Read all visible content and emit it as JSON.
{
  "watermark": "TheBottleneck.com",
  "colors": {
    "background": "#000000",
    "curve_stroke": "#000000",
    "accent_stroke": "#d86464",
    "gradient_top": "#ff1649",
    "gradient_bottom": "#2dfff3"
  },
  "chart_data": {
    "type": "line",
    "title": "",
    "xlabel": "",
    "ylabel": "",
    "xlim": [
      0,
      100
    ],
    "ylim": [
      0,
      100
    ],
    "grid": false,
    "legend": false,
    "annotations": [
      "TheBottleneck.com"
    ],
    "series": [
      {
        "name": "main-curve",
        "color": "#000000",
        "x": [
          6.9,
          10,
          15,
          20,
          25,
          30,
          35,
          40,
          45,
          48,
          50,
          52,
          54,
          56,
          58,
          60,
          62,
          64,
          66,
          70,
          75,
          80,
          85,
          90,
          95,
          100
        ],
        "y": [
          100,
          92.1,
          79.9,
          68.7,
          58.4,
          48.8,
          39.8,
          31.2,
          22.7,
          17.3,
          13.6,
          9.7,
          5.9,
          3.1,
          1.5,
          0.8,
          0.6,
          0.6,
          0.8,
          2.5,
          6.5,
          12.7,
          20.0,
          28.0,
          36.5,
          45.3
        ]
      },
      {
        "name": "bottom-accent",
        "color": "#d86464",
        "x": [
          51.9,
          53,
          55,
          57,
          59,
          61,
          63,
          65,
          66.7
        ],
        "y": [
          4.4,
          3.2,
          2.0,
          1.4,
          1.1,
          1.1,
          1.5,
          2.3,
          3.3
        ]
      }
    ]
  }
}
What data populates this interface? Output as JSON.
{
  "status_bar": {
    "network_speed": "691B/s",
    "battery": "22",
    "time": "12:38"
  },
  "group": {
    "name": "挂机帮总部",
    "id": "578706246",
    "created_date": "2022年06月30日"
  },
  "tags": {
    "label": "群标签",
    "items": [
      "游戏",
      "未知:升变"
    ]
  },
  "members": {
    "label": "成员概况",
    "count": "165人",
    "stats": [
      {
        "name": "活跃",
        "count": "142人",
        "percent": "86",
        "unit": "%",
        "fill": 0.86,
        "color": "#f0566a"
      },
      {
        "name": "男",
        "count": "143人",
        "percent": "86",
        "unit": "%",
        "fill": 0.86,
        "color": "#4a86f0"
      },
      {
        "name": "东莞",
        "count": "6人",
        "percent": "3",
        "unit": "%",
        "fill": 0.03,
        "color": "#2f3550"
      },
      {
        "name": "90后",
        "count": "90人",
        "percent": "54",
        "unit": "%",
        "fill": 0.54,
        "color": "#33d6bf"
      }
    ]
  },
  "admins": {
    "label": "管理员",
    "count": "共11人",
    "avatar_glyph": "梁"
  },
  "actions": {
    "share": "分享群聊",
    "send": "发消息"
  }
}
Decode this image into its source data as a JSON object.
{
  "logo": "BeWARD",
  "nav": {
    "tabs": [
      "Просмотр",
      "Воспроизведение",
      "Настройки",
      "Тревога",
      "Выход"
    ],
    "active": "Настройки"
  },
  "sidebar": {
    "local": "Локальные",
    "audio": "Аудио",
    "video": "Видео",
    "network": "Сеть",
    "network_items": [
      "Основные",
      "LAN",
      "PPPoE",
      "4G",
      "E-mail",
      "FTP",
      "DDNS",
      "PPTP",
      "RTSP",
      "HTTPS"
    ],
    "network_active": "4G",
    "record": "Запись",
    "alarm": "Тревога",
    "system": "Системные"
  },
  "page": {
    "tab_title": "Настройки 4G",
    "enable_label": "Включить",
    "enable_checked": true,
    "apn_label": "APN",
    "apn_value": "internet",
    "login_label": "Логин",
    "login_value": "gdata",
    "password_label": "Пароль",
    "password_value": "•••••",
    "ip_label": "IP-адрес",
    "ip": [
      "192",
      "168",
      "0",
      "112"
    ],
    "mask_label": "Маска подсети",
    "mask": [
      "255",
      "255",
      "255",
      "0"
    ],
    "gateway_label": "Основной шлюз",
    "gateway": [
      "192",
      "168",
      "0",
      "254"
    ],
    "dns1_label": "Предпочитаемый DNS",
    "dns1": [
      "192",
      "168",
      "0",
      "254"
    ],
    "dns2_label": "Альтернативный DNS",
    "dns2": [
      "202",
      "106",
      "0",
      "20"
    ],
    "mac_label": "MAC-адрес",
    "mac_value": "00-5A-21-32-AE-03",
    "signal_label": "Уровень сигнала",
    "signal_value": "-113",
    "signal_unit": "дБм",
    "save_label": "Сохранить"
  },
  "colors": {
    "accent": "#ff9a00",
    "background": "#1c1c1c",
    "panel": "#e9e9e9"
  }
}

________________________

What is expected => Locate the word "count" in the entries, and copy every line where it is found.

Output for this exercise =>
    "count": "165人",
        "count": "142人",
        "count": "143人",
        "count": "6人",
        "count": "90人",
    "count": "共11人",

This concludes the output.